§ **Listed records**
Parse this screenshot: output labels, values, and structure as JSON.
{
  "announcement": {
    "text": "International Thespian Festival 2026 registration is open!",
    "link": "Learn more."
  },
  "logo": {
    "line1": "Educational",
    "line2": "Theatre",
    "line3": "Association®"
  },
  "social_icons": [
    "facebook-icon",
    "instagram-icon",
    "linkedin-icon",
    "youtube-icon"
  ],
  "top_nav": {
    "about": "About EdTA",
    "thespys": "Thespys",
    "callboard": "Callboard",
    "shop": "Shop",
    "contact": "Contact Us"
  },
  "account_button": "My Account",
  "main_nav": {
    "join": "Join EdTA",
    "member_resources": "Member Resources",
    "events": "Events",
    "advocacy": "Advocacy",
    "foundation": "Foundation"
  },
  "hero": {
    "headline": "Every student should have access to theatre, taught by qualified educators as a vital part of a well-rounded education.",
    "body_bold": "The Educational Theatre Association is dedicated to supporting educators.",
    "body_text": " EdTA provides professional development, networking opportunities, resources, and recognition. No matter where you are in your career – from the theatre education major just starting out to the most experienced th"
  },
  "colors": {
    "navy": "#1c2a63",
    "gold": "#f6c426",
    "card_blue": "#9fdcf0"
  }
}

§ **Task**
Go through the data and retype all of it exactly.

§ **Answer for this exercise**
Parse this screenshot: output labels, values, and structure as JSON.
{
  "announcement": {
    "text": "International Thespian Festival 2026 registration is open!",
    "link": "Learn more."
  },
  "logo": {
    "line1": "Educational",
    "line2": "Theatre",
    "line3": "Association®"
  },
  "social_icons": [
    "facebook-icon",
    "instagram-icon",
    "linkedin-icon",
    "youtube-icon"
  ],
  "top_nav": {
    "about": "About EdTA",
    "thespys": "Thespys",
    "callboard": "Callboard",
    "shop": "Shop",
    "contact": "Contact Us"
  },
  "account_button": "My Account",
  "main_nav": {
    "join": "Join EdTA",
    "member_resources": "Member Resources",
    "events": "Events",
    "advocacy": "Advocacy",
    "foundation": "Foundation"
  },
  "hero": {
    "headline": "Every student should have access to theatre, taught by qualified educators as a vital part of a well-rounded education.",
    "body_bold": "The Educational Theatre Association is dedicated to supporting educators.",
    "body_text": " EdTA provides professional development, networking opportunities, resources, and recognition. No matter where you are in your career – from the theatre education major just starting out to the most experienced th"
  },
  "colors": {
    "navy": "#1c2a63",
    "gold": "#f6c426",
    "card_blue": "#9fdcf0"
  }
}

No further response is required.